In our general area of the world (and others), Ticketmaster is the primary seller of first-purchase tickets. That is, they sell the tickets used at the event by the original purchasers and the tickets originally purchased by one person but then sold to another.
On the one hand, we appreciate some of the features of Ticketmaster, such as a three-day return policy. And Ticketmaster is certainly more responsive to consumers than it was a few years back. On the other hand, it is tough to understand the mathematics of an additional $10 convenience fee on a $25 ticket.
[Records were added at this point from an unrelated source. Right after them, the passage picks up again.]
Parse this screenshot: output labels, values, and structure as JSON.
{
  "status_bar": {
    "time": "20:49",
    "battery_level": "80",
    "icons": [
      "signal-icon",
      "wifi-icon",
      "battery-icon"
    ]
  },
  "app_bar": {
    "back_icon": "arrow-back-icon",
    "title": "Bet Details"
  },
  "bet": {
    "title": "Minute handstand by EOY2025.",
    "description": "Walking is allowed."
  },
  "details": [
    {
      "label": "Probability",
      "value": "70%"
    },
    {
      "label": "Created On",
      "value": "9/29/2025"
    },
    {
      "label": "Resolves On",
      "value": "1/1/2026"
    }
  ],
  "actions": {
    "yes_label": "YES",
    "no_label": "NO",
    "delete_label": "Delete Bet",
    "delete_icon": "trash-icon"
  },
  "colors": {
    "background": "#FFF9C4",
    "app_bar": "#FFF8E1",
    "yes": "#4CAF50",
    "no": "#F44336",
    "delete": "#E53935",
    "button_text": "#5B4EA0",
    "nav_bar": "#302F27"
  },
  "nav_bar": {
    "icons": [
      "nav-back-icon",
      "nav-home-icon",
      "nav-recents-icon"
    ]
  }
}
That’s a 40% mark-up. In the 1990s, Pearl Jam openly complained about the high service charges of Ticketmaster and the U.S. Department of Justice opened an antitrust investigation regarding Ticketmaster’s practices (the investigation did not uncover sufficient evidence to move forward with an antitrust proceeding).
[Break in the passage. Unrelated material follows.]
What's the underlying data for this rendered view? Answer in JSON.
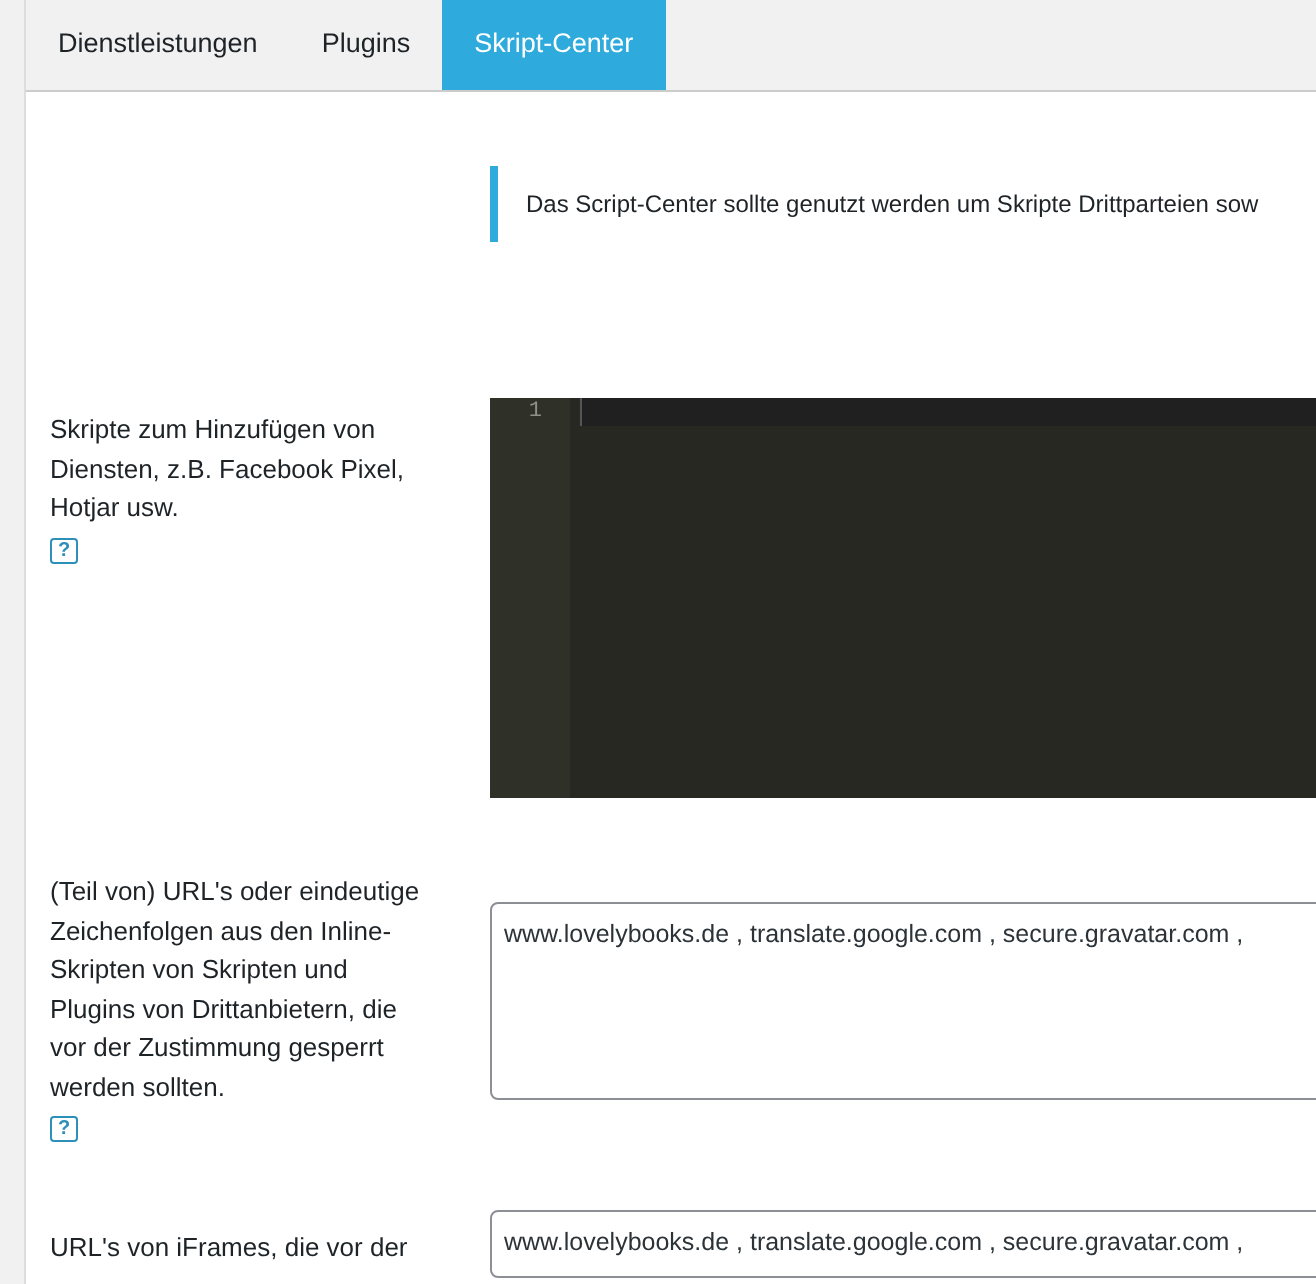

Even with the charge of $10 for the "convenience" of buying a ticket, it is easy to justify siding with a first-purchase ticket company when that company is attacking ticket scalpers who are in the business of beating music fans to the purchase of a limited number of tickets, with the intent of selling the tickets to music fans at a premium that far exceeds the 40% mark-up. We have nothing against the people who stand outside a concert site and buy tickets from one person in order to sell to another. Those on-site scalpers provide a service and deserve some compensation. At times, fans of a band will travel to a venue, relying on these on-site scalpers for ticket opportunities.
The scalpers who provide no value-added service are the ones who buy tickets on-line and then almost immediately try to sell them at a different on-line site. Probably without fail, an event that is a sellout within a 15 minute time limit will have plenty of tickets available after only another 15 minutes, because the scalpers’ only interest in the ticket purchase was to resell them.
Well, Ticketmaster has sued Higs Tickets, Inc. (along with John and Patrick Higgins) for copyright infringement. Clearly, we are on the side of Ticketmaster. The litigation was filed on October 16, 2013, in the Central District of California. Among the allegations are that the defendants are using bots to circumvent Ticketmaster’s security provisions, are exceeding the limit of 1000 “hits" per day, and are clogging Ticketmaster’s system with storms of requests.